[Data items]
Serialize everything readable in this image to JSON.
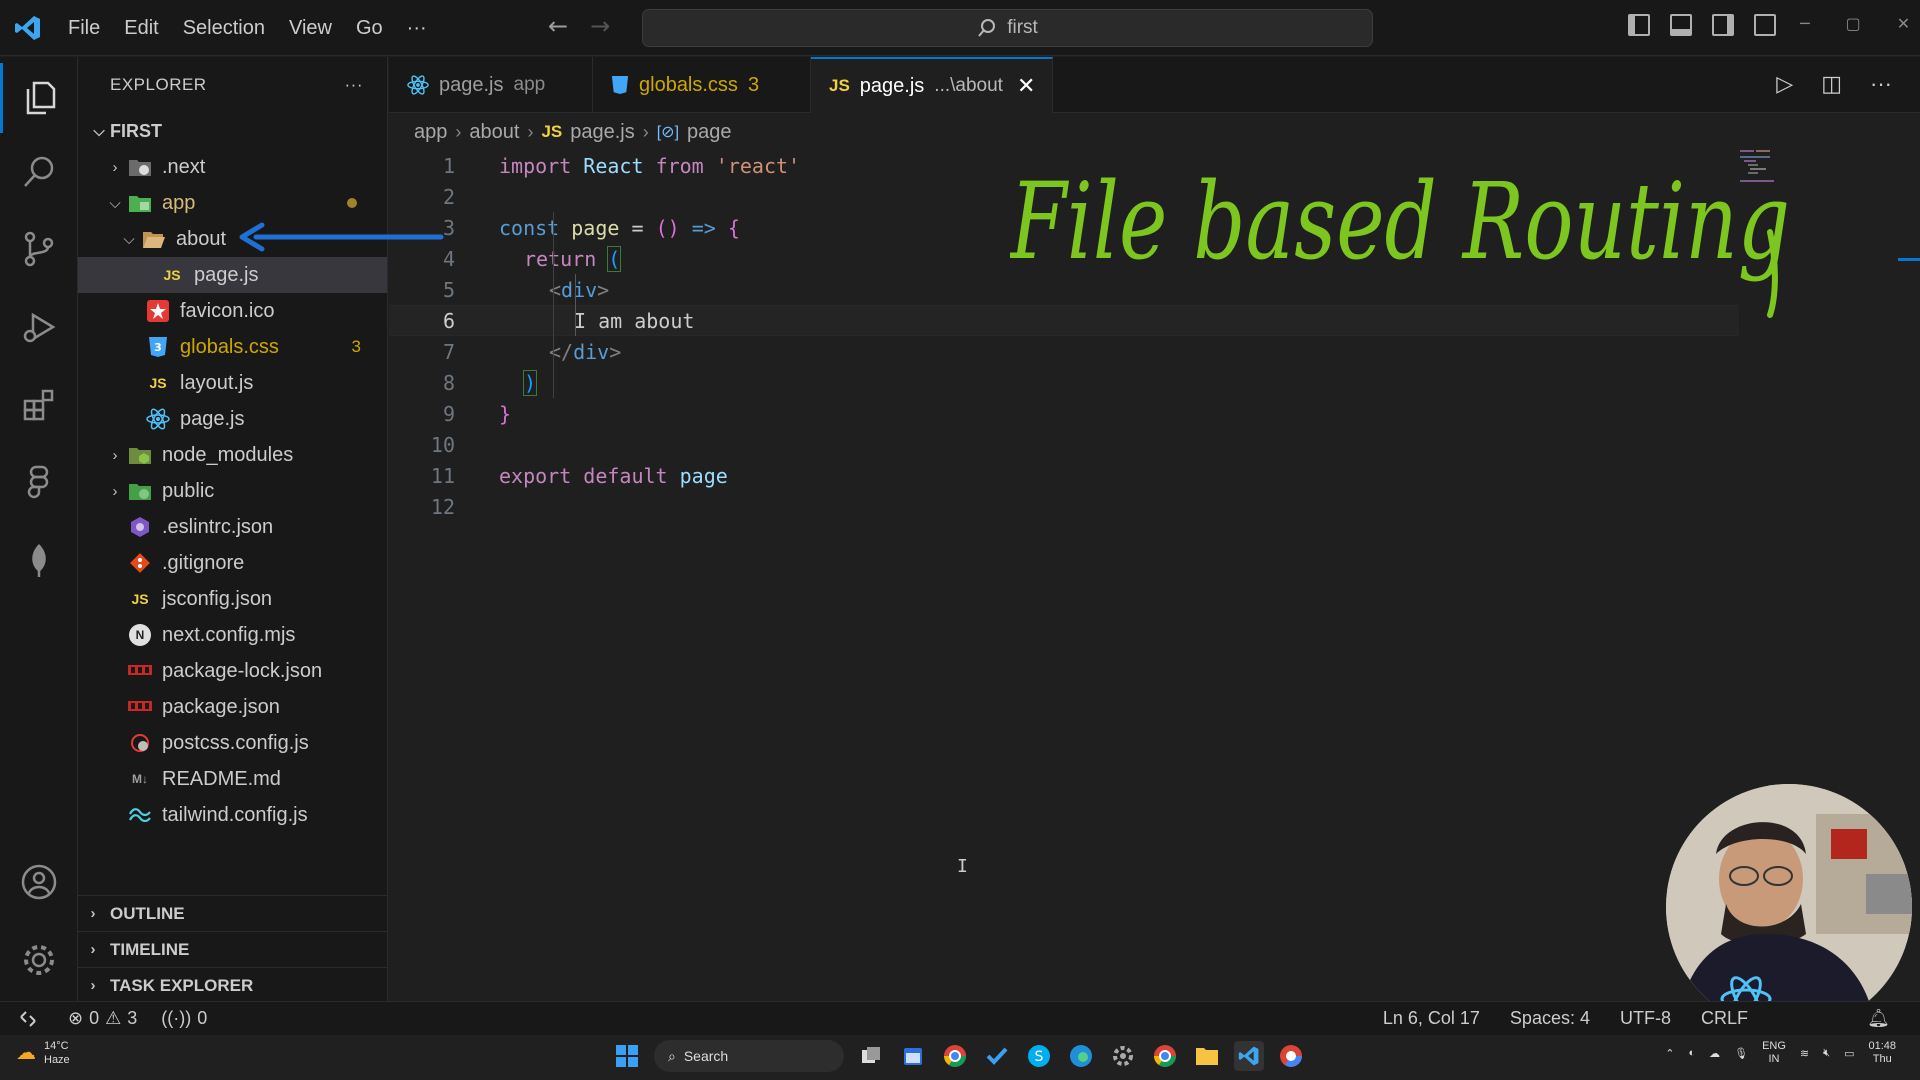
{
  "titlebar": {
    "menu": [
      "File",
      "Edit",
      "Selection",
      "View",
      "Go",
      "···"
    ],
    "search_text": "first"
  },
  "explorer": {
    "header": "EXPLORER",
    "more": "···",
    "root": "FIRST",
    "items": [
      {
        "label": ".next"
      },
      {
        "label": "app"
      },
      {
        "label": "about"
      },
      {
        "label": "page.js",
        "icon_text": "JS"
      },
      {
        "label": "favicon.ico"
      },
      {
        "label": "globals.css",
        "badge": "3"
      },
      {
        "label": "layout.js",
        "icon_text": "JS"
      },
      {
        "label": "page.js"
      },
      {
        "label": "node_modules"
      },
      {
        "label": "public"
      },
      {
        "label": ".eslintrc.json"
      },
      {
        "label": ".gitignore"
      },
      {
        "label": "jsconfig.json",
        "icon_text": "JS"
      },
      {
        "label": "next.config.mjs",
        "icon_text": "N"
      },
      {
        "label": "package-lock.json"
      },
      {
        "label": "package.json"
      },
      {
        "label": "postcss.config.js"
      },
      {
        "label": "README.md",
        "icon_text": "M↓"
      },
      {
        "label": "tailwind.config.js"
      }
    ],
    "sections": [
      "OUTLINE",
      "TIMELINE",
      "TASK EXPLORER"
    ]
  },
  "tabs": [
    {
      "label": "page.js",
      "desc": "app"
    },
    {
      "label": "globals.css",
      "desc": "3"
    },
    {
      "label": "page.js",
      "desc": "...\\about",
      "icon_text": "JS"
    }
  ],
  "breadcrumb": {
    "items": [
      "app",
      "about",
      "page.js",
      "page"
    ],
    "js_text": "JS"
  },
  "code": {
    "line_numbers": [
      "1",
      "2",
      "3",
      "4",
      "5",
      "6",
      "7",
      "8",
      "9",
      "10",
      "11",
      "12"
    ],
    "l1": {
      "import": "import",
      "react": "React",
      "from": "from",
      "mod": "'react'"
    },
    "l3": {
      "const": "const",
      "name": "page",
      "eq": "=",
      "parens": "()",
      "arrow": "=>",
      "brace": "{"
    },
    "l4": {
      "ret": "return",
      "paren": "("
    },
    "l5": {
      "open": "<",
      "tag": "div",
      "close": ">"
    },
    "l6": {
      "text": "I am about"
    },
    "l7": {
      "open": "</",
      "tag": "div",
      "close": ">"
    },
    "l8": {
      "paren": ")"
    },
    "l9": {
      "brace": "}"
    },
    "l11": {
      "export": "export",
      "def": "default",
      "name": "page"
    }
  },
  "annotation": {
    "text": "File based Routing",
    "color": "#7cc61f"
  },
  "statusbar": {
    "errors": "0",
    "warnings": "3",
    "ports": "0",
    "position": "Ln 6, Col 17",
    "spaces": "Spaces: 4",
    "encoding": "UTF-8",
    "eol": "CRLF"
  },
  "taskbar": {
    "temp": "14°C",
    "condition": "Haze",
    "search": "Search",
    "lang1": "ENG",
    "lang2": "IN",
    "time": "01:48",
    "day": "Thu"
  },
  "colors": {
    "accent": "#0078d4",
    "warning": "#cca700",
    "annotation": "#7cc61f",
    "arrow": "#1f6fd6"
  }
}
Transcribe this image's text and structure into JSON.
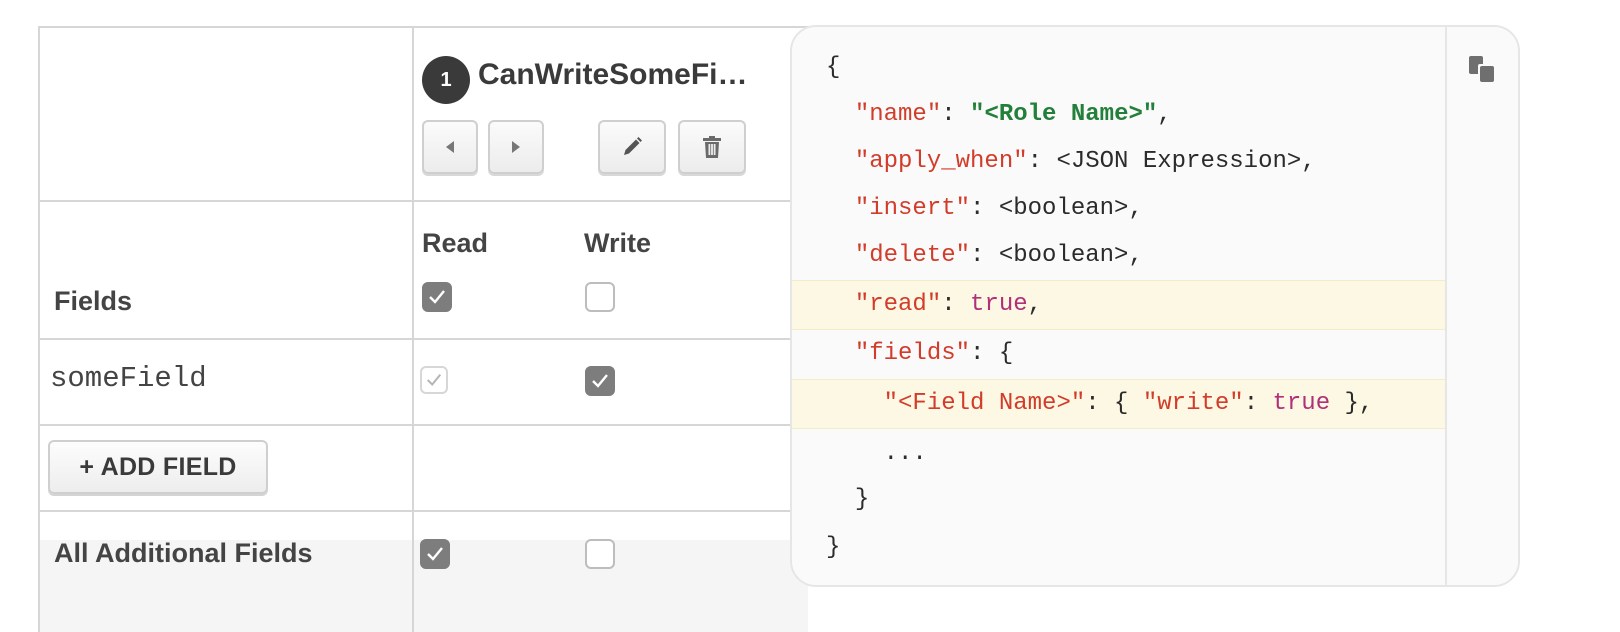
{
  "rules": {
    "role": {
      "number": "1",
      "name": "CanWriteSomeFi…"
    },
    "columns": {
      "read": "Read",
      "write": "Write"
    },
    "fields_header": "Fields",
    "field_rows": [
      {
        "name": "someField",
        "read": true,
        "write": true
      }
    ],
    "fields_header_checks": {
      "read": true,
      "write": false
    },
    "add_field_label": "+ ADD FIELD",
    "additional": {
      "label": "All Additional Fields",
      "read": true,
      "write": false
    }
  },
  "code": {
    "open_brace": "{",
    "name_key": "\"name\"",
    "name_value": "\"<Role Name>\"",
    "apply_key": "\"apply_when\"",
    "apply_value": ": <JSON Expression>,",
    "insert_key": "\"insert\"",
    "insert_value": ": <boolean>,",
    "delete_key": "\"delete\"",
    "delete_value": ": <boolean>,",
    "read_key": "\"read\"",
    "read_value": "true",
    "fields_key": "\"fields\"",
    "fields_open": ": {",
    "field_name_key": "\"<Field Name>\"",
    "write_key": "\"write\"",
    "write_value": "true",
    "ellipsis": "...",
    "inner_close": "}",
    "close_brace": "}"
  },
  "colors": {
    "key": "#d23c2a",
    "string": "#237f3a",
    "boolean": "#b0307a",
    "highlight": "#fdf8e3"
  },
  "icons": [
    "chevron-left-icon",
    "chevron-right-icon",
    "pencil-icon",
    "trash-icon",
    "checkmark-icon",
    "copy-icon"
  ]
}
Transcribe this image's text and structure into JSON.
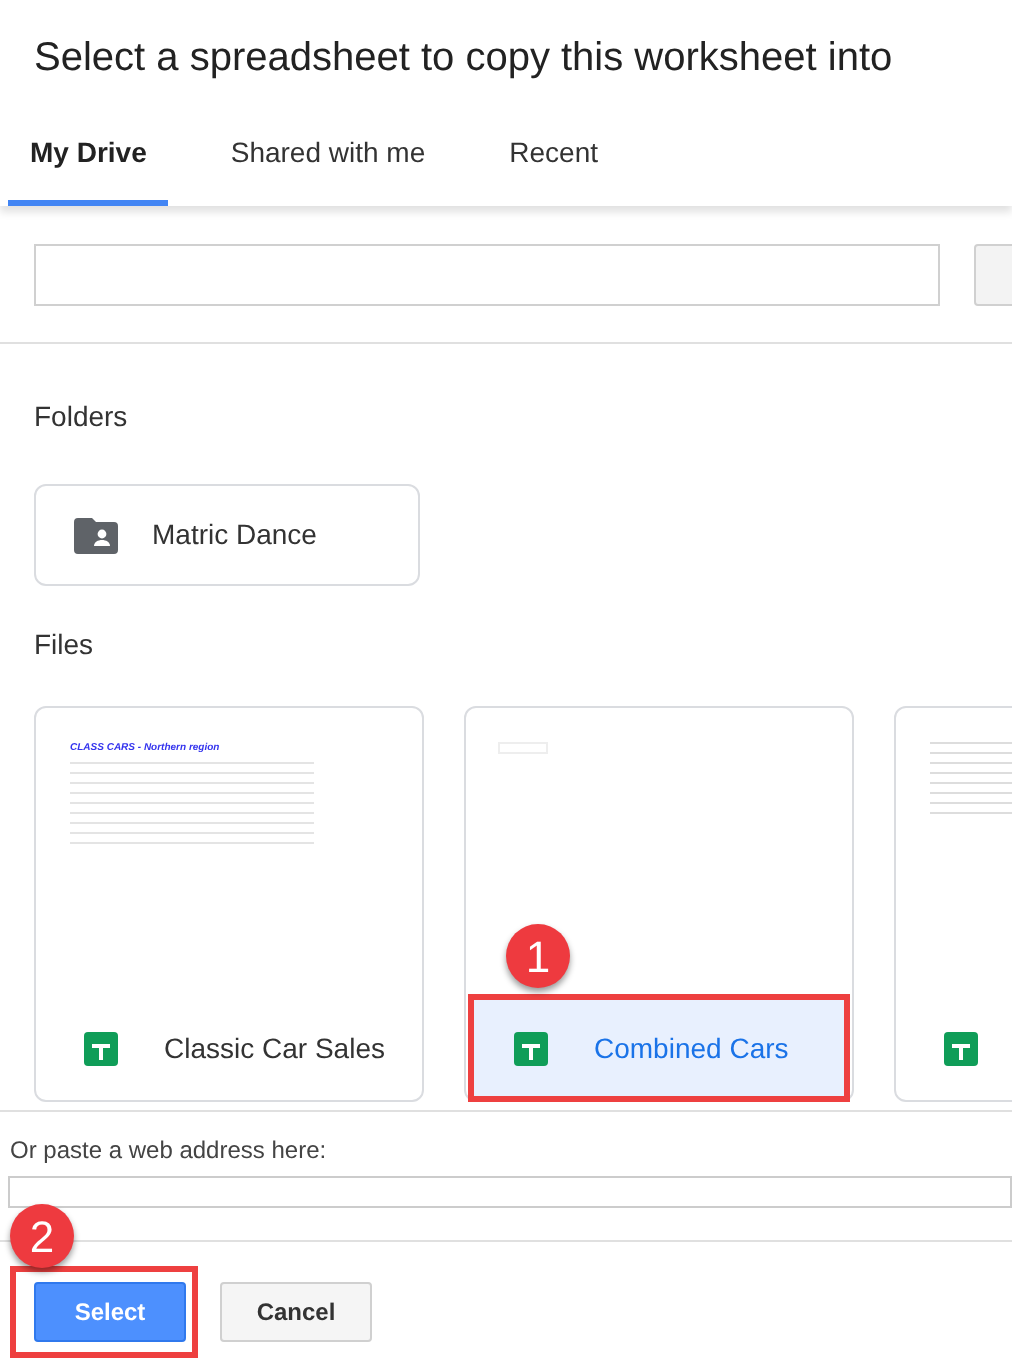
{
  "dialog": {
    "title": "Select a spreadsheet to copy this worksheet into"
  },
  "tabs": [
    {
      "label": "My Drive",
      "selected": true
    },
    {
      "label": "Shared with me",
      "selected": false
    },
    {
      "label": "Recent",
      "selected": false
    }
  ],
  "folders_heading": "Folders",
  "folders": [
    {
      "name": "Matric Dance"
    }
  ],
  "files_heading": "Files",
  "files": [
    {
      "name": "Classic Car Sales",
      "selected": false,
      "preview_title": "CLASS CARS - Northern region"
    },
    {
      "name": "Combined Cars",
      "selected": true,
      "callout": "1"
    },
    {
      "selected": false
    }
  ],
  "url_label": "Or paste a web address here:",
  "buttons": [
    {
      "label": "Select",
      "kind": "primary",
      "callout": "2"
    },
    {
      "label": "Cancel",
      "kind": "secondary"
    }
  ]
}
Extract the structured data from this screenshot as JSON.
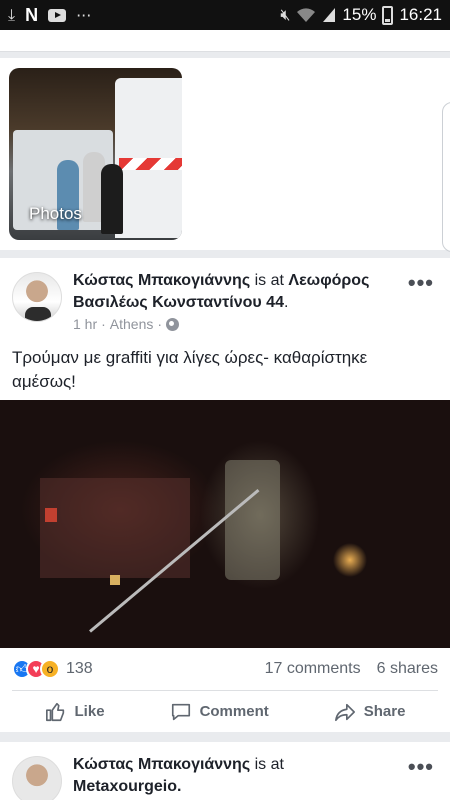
{
  "status_bar": {
    "battery": "15%",
    "time": "16:21",
    "icons": [
      "download-icon",
      "n-icon",
      "youtube-icon",
      "more-dots-icon",
      "mute-icon",
      "wifi-icon",
      "signal-icon",
      "battery-icon"
    ],
    "overflow": "···"
  },
  "photos_section": {
    "thumb_label": "Photos"
  },
  "post": {
    "author": "Κώστας Μπακογιάννης",
    "is_at": "is at",
    "place": "Λεωφόρος Βασιλέως Κωνσταντίνου 44",
    "meta_time": "1 hr",
    "meta_sep": "·",
    "meta_location": "Athens",
    "meta_dot": "·",
    "text": "Τρούμαν με graffiti για λίγες ώρες- καθαρίστηκε αμέσως!",
    "reaction_count": "138",
    "comments": "17 comments",
    "shares": "6 shares",
    "actions": {
      "like": "Like",
      "comment": "Comment",
      "share": "Share"
    },
    "more": "•••"
  },
  "next_post": {
    "author": "Κώστας Μπακογιάννης",
    "is_at": "is at",
    "place": "Metaxourgeio.",
    "more": "•••"
  },
  "colors": {
    "accent": "#1877f2",
    "love": "#f33e58",
    "wow": "#f7b125",
    "muted": "#90949c"
  }
}
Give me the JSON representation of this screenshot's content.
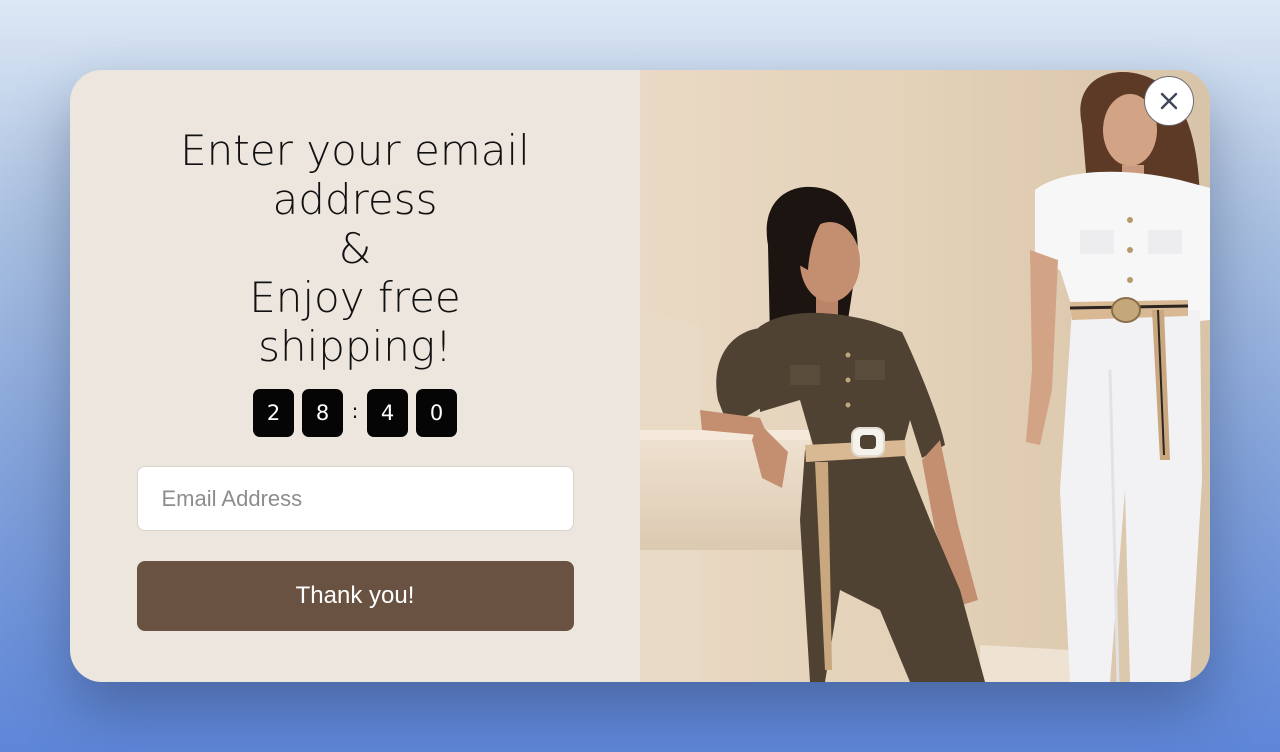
{
  "popup": {
    "headline_lines": [
      "Enter your email",
      "address",
      "&",
      "Enjoy free",
      "shipping!"
    ],
    "timer": {
      "digits": [
        "2",
        "8",
        "4",
        "0"
      ],
      "separator": ":"
    },
    "email": {
      "placeholder": "Email Address",
      "value": ""
    },
    "submit_label": "Thank you!",
    "close_icon": "close-icon",
    "image": "two-models-in-jumpsuits-photo"
  },
  "colors": {
    "panel_background": "#ede6df",
    "button_background": "#6a5242",
    "timer_digit_background": "#050505"
  }
}
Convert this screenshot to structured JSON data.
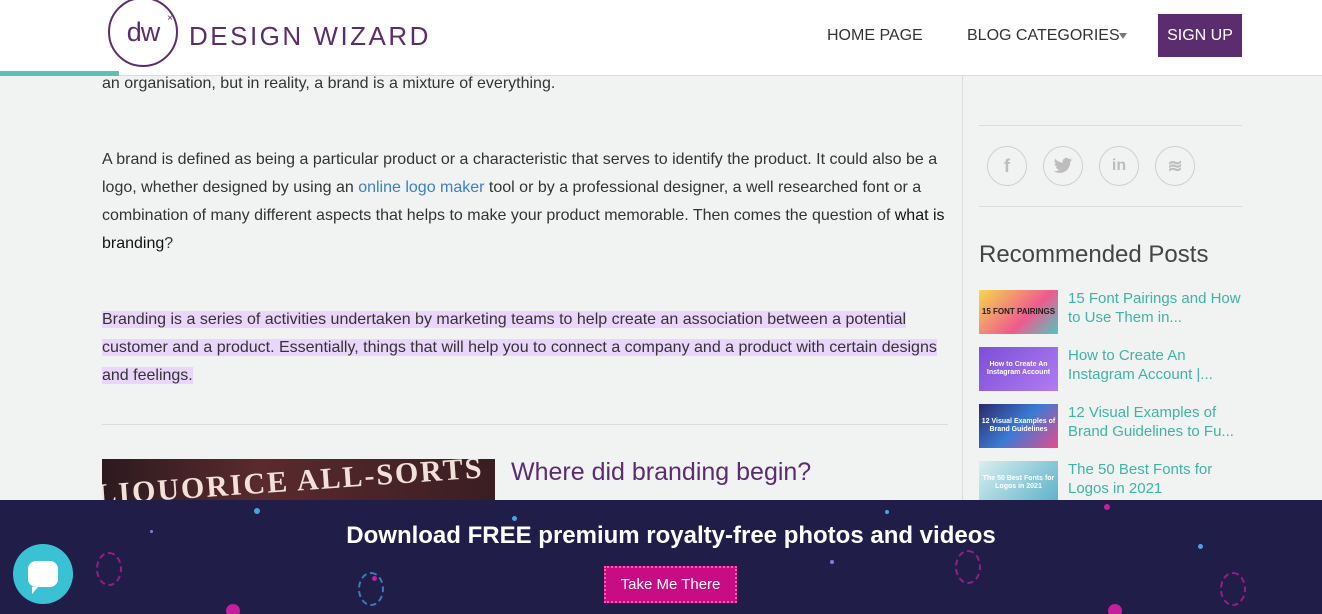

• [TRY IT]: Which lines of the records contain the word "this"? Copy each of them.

• [COMPLETED TASK]:
Serialize everything readable in this image to JSON.
Transcribe this image's text and structure into JSON.
Transcribe this image's text and structure into JSON.
    "title": "Select a spreadsheet to copy this worksheet into"
Extract the structured data from this screenshot as JSON.
Give me the JSON representation of this screenshot's content.
Convert this screenshot to structured JSON data.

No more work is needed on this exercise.